It all depends on where you live, I suppose, but the bicycle seems to come and go depending on your age. Growing up, the Schwinn Stingray was how I got around. It’s how I got to my buddy’s house, it’s how we got to the drug store to buy Tootsie Rolls and Charlie’s Angels cards. It’s how I got to school. That is when we didn’t walk or when my brother Tommy and I didn’t roll up on a tandem. Then, after all those years of practice and daredevil activity, there was a cycling hiatus. We got around in Chevy vans.
Watching Leo float across a gravel road on his scoot, or plunge down grassy hills, or jump off and push when it’s too steep made me wonder: Will he ditch it all when he’s a teenager? I hope not.
It took me a while to come back around to doing more than an occasional mountain bike ride. A few years ago I bought a new bike and love it again.

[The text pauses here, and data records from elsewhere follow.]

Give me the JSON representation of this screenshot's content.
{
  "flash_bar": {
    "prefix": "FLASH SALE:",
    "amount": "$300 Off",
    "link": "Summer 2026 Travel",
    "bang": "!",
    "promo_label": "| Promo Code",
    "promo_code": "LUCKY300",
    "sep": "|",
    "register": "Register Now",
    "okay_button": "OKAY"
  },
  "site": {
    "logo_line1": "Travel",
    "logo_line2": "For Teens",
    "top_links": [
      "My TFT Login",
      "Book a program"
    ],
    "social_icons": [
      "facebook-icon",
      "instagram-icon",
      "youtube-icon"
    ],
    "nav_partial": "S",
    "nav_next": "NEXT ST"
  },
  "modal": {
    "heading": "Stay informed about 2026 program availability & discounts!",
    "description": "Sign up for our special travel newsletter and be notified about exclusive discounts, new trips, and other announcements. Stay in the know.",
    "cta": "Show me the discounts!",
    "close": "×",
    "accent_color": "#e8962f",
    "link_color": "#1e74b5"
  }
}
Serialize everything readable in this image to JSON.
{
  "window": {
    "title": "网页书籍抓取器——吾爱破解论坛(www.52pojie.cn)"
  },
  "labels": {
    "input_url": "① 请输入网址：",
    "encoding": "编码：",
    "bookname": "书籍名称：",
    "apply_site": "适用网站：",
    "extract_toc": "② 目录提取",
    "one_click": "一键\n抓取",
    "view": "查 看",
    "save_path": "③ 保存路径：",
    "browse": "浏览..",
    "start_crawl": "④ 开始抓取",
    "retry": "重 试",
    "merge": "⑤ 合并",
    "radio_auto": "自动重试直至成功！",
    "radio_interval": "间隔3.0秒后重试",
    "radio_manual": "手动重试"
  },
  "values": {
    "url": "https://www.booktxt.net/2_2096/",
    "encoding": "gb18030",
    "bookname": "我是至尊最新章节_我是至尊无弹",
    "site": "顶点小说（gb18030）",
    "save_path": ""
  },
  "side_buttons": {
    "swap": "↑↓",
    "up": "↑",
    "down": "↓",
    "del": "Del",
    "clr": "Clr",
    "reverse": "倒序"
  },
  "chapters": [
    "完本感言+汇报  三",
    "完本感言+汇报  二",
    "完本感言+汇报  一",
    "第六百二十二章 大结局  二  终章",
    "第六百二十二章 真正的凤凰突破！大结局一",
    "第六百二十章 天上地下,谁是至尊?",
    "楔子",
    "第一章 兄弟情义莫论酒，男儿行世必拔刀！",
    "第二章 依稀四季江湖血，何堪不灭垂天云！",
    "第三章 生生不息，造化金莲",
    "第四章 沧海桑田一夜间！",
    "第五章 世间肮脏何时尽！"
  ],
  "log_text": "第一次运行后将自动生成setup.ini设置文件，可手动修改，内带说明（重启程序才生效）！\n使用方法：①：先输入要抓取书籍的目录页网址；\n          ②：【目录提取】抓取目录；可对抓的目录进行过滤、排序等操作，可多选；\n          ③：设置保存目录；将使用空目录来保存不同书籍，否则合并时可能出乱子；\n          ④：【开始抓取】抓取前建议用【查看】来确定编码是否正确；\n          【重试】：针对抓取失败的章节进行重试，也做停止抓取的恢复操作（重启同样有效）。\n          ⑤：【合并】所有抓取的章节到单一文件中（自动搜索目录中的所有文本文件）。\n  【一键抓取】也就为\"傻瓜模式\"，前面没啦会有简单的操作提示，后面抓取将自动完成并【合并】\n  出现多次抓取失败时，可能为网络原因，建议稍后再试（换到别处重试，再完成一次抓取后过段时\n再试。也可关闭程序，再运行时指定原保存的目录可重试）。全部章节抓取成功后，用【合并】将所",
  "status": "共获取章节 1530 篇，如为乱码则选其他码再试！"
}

Recently, I was racing down a gravel road in Eastern Oregon chatting with my friend Zale, hopping in and out of ruts and over washboard. We left camp on a quick mission to a hot springs, but wound up pedaling fifteen miles so we could see what was on the other side of a certain hill. We found out…it was more mountains and a sunset. And it was at that point I realized how important the bike was to me. I felt like that ten-year-old on the Schwinn again. Freedom, youth, energy.
With Sara commuting to work by bike most days, hundreds of bike riders passing in front of our house daily in the bike lane and with cyclocross races being the Sunday gathering spot for our friends and family, I don’t see it as a passing interest for our kids. I can’t wait to go for a long ride some day with these guys.
all images © Tim LaBarge 2009